In his continuing effort to be possibly a bigger idiot, Newt Gingrich now said this (in qualifying his previous remarks on having students act as janitors in schools to save money):
On Thursday, at a campaign stop in Iowa, the former House speaker said, “Start with the following two facts: Really poor children in really poor neighborhoods have no habits of working and have nobody around them who works. So they literally have no habit of showing up on Monday. They have no habit of staying all day. They have no habit of ‘I do this and you give me cash’ unless it’s illegal.” (His second “fact” was that every first generational person he knew started work early.)
Even if you believed this nonsense is putting kids to work at their schools the answer to any of these problems?
Start with the fact that most poor people DO work. Start with the fact that people with incomes of $25k give more of their income to charity (percentage) than people who make $200k.
The Republicans are really making Obama's job easier.
In the more dumb things said this week, this from Mayor Bloomberg:
Education is very much, I’ve always thought, just like the real estate business. Real estate business, there are three things that matter: location, location, location is the old joke. Well in education, it is: quality of teacher, quality of teacher, quality of teacher. And I would — if I had the ability, which nobody does really, to just design a system and say, ‘ex cathedra, this is what we’re going to do,’ you would cut the number of teachers in half, but you would double the compensation of them, and you would weed out all the bad ones and just have good teachers. And double the class size with a better teacher is a good deal for the students.

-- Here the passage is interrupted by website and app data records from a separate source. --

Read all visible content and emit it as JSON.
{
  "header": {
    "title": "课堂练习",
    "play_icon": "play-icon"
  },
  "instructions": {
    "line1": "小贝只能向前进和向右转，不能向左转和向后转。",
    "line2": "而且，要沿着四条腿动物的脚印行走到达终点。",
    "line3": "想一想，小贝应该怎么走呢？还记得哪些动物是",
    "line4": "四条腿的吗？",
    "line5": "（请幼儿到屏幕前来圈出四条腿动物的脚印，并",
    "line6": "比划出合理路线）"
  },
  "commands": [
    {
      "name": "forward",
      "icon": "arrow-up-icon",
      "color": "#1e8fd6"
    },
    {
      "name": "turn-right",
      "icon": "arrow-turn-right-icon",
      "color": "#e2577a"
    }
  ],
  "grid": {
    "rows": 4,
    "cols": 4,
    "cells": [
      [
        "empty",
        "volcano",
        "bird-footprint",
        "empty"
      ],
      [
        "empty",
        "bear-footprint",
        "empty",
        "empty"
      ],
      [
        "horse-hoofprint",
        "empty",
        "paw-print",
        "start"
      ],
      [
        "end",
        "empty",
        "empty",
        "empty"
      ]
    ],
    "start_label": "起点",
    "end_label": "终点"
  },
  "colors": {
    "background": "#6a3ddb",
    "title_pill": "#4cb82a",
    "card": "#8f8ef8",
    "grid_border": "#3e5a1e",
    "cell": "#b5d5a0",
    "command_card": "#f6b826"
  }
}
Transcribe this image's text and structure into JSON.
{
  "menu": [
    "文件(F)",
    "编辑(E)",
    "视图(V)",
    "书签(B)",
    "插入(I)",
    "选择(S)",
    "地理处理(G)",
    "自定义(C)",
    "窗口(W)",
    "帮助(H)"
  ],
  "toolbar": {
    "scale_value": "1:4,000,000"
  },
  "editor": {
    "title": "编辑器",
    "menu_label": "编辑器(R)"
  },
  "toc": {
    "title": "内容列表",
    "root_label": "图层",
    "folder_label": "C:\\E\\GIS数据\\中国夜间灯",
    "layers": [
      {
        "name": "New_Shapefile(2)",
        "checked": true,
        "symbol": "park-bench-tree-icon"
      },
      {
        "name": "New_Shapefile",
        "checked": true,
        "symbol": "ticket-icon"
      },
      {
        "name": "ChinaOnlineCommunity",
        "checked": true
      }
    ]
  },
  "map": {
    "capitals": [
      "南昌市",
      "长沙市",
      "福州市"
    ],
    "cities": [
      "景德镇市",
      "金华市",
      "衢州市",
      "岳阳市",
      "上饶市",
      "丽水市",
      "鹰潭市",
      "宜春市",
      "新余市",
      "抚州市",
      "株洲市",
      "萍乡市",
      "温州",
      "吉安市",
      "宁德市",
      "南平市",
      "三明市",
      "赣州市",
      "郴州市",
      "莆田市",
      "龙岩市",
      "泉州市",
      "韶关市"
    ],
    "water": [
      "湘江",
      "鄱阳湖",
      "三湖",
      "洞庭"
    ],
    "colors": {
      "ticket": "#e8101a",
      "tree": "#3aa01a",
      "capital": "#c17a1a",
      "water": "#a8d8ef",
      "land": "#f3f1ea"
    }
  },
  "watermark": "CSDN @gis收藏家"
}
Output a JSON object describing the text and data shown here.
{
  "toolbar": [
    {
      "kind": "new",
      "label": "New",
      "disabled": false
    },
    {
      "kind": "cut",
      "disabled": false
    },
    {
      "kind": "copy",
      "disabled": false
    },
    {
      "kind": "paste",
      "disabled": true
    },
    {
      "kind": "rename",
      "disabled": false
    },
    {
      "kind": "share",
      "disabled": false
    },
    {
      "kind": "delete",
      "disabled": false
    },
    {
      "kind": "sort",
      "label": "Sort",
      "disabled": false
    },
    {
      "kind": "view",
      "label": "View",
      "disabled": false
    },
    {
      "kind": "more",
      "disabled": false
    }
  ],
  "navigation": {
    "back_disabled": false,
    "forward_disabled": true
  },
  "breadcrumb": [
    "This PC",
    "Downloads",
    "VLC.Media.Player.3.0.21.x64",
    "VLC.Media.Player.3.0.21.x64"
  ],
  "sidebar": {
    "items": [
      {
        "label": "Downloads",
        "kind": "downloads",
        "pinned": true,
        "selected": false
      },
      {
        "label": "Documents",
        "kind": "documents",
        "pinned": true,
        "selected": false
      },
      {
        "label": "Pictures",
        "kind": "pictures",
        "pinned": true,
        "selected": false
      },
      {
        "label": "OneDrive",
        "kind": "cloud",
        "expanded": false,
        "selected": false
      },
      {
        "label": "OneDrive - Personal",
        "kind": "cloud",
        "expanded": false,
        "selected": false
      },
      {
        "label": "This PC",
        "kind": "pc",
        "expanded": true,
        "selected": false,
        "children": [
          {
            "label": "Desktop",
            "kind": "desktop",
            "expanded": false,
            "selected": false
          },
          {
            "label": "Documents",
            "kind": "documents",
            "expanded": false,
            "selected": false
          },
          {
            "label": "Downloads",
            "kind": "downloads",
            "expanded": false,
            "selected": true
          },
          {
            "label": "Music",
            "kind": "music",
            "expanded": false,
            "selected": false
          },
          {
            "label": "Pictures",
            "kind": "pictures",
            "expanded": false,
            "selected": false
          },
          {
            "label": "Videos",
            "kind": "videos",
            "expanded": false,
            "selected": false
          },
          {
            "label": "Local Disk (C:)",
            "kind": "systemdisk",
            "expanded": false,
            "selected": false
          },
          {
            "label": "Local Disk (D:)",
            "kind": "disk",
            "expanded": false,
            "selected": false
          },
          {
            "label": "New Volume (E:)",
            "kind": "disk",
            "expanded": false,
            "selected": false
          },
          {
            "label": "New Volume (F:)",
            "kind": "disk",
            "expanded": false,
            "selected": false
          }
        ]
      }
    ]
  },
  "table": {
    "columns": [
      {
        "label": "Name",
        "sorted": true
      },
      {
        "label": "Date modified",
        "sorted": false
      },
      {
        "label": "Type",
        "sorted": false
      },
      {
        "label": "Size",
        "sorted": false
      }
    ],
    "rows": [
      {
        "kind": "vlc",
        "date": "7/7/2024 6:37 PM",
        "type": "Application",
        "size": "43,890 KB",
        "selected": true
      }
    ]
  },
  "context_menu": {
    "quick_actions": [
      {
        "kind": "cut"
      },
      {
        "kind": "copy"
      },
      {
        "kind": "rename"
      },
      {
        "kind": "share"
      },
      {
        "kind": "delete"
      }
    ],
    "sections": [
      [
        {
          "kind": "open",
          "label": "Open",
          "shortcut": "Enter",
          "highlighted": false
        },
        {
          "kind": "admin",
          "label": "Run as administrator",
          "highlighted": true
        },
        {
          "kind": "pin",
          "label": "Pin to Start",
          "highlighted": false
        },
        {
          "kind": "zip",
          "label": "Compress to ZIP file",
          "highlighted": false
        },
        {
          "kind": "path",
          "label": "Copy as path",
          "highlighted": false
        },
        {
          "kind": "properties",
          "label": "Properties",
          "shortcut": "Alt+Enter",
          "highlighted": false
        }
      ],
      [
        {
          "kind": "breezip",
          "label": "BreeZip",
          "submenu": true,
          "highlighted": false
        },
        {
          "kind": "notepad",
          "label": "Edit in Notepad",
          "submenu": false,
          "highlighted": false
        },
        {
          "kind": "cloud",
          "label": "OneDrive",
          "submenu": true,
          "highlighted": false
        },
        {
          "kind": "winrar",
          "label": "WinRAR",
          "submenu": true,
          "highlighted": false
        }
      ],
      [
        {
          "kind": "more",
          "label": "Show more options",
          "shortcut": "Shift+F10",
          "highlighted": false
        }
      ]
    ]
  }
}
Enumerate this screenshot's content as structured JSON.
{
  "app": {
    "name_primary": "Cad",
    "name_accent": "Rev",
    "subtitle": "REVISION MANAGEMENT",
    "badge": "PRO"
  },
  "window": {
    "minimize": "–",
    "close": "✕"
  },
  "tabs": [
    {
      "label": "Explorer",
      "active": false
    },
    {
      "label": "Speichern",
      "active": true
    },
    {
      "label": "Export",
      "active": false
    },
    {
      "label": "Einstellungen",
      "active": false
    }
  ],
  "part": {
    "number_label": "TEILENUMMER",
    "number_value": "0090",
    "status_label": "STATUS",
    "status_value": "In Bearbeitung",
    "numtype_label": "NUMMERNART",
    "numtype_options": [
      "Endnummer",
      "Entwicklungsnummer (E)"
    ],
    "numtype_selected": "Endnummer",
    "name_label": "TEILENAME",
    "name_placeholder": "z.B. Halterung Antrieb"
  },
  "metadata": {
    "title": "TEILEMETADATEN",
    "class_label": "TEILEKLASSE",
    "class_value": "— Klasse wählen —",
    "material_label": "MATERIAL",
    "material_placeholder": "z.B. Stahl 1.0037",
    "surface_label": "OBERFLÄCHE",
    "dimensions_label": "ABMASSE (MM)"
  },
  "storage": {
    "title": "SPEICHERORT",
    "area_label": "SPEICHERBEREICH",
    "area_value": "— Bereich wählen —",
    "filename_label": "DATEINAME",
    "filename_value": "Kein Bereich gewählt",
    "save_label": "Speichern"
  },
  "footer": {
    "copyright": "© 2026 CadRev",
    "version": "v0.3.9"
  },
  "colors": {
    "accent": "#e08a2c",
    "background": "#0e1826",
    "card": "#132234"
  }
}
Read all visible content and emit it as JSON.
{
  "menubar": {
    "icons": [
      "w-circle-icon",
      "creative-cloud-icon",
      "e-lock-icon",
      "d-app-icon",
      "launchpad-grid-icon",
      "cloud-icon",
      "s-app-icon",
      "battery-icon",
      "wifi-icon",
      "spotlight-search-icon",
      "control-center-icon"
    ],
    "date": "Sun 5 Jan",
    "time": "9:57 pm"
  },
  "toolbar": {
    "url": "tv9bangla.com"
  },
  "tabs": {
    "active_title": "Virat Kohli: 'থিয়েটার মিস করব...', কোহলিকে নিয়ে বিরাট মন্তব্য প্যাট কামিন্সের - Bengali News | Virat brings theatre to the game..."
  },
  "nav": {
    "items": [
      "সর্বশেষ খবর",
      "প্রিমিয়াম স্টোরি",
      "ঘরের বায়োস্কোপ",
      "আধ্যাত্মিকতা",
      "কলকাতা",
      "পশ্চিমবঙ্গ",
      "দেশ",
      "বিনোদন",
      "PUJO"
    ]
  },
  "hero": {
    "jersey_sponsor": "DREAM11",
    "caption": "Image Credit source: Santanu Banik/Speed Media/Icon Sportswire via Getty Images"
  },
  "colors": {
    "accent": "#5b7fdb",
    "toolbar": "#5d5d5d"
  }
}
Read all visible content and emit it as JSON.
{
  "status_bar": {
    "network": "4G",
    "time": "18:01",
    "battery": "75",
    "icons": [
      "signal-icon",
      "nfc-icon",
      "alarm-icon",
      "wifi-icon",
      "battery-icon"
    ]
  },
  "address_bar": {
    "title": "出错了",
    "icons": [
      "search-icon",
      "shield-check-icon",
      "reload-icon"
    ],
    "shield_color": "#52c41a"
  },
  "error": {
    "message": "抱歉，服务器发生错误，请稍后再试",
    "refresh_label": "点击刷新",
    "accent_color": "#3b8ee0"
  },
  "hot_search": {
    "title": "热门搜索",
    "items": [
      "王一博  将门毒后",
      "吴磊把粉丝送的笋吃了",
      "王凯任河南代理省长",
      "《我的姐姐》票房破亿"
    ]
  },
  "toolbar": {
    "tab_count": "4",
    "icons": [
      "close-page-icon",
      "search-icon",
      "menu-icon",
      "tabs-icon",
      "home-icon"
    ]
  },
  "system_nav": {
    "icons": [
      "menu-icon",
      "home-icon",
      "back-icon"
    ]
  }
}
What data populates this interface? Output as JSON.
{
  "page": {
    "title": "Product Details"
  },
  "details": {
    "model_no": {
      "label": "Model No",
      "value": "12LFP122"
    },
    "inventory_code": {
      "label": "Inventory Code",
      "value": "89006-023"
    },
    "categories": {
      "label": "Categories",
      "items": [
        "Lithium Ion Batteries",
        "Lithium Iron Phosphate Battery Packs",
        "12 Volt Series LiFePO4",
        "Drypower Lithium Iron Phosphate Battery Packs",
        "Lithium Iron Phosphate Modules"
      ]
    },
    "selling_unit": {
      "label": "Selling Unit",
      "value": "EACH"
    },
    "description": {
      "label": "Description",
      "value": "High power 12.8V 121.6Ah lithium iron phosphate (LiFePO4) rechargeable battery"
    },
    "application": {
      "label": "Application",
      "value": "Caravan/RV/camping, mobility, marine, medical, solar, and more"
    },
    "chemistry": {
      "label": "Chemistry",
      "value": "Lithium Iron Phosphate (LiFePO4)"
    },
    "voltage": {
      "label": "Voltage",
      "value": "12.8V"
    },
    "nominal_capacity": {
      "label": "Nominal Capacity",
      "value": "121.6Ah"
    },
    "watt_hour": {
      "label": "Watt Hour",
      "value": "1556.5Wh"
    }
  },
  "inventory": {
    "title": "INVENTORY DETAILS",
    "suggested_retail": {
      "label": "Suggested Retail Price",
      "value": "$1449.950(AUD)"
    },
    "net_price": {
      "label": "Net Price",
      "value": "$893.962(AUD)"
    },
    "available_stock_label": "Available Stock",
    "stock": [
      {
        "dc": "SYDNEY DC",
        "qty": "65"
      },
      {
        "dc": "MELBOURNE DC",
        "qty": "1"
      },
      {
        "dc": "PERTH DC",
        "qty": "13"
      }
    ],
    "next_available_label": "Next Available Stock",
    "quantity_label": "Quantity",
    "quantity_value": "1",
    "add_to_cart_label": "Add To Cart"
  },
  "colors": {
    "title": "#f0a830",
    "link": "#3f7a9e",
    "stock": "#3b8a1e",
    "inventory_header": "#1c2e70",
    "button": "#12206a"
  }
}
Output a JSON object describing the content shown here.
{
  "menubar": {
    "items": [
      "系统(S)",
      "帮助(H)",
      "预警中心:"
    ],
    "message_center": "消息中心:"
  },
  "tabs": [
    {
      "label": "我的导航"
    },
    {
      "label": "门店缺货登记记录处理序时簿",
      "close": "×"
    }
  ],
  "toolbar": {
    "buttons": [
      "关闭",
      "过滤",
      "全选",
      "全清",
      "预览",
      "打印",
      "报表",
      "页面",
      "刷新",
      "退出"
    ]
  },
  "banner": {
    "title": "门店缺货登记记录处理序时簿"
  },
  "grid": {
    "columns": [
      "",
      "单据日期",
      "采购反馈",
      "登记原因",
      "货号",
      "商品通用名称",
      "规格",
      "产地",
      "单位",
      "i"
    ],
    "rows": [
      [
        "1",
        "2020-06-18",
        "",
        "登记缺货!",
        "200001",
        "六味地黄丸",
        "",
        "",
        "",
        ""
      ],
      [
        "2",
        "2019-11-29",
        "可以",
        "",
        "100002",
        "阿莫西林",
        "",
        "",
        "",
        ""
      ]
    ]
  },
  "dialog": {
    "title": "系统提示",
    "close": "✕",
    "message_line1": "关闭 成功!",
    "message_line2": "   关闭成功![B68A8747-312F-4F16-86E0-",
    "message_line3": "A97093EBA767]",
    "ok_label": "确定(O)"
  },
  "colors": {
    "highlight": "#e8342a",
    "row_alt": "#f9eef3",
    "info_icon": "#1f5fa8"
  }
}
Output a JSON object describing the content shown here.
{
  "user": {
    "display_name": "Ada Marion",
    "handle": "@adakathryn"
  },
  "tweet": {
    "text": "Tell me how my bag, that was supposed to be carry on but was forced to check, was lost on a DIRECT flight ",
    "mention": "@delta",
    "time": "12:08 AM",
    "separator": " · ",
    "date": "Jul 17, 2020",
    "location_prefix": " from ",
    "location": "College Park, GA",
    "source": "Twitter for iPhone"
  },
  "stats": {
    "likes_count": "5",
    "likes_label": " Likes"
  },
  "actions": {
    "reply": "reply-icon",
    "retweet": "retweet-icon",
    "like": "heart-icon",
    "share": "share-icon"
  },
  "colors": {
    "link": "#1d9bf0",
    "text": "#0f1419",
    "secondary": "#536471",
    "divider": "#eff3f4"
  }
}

Really? Forty+ kids in a class in elementary? Fifty in middle? Seventy in high school?
Next up, the feds have issued guidelines telling school districts they can consider race in school assignments for integration. From the Times' article:
The guidelines issued Friday warned that students in racially isolated schools — which are on the rise nationally — often lag behind their peers at more diverse schools.
Seattle Public Schools administrators expressed surprise at the new voluntary guidelines, saying that for now they have no immediate plans to change school-assignment policies.
Two important issues to note. The Supreme Court decision four years ago involving SPS and its use of race in its enrollment plan did NOT say a district couldn't use race. (Hence the feds now saying you can.) It said the way SPS was using it was wrong. But then the question is - how to use it legally?
Second, I find it ironic that the Obama administration and Arne Duncan are worried about re-segregation of schools while they encourage charters. Many charters are very heavily segregrated and while small number succeed (KIPP but they also exit students out), most do worse. (More on this in another thread.
In a major revamping of a high school, in Denver in 2006 Manual High School was a failing school. They shut it down for a year but since its reopening graduated 89% of its senior class.
Now they are going even further. They added 39 days to their school year. From the Huffington Post:
The school has added 39 days to its calendar, officially making it the longest school year in Denver Public Schools, in an effort to continue closing the achievement gap and give students more time with teachers. According to Director of Community Engagement Vernon Jones, 25 days of the now-210 day school year will be dedicated to off-campus "experiential learning" -- at no additional cost to families.
The school day will run from 7:45 a.m. to 3:45 p.m.
Jones told the Denver Post that the school is still trying to raise funding for those trips because "money shouldn't be an obstacle" to families.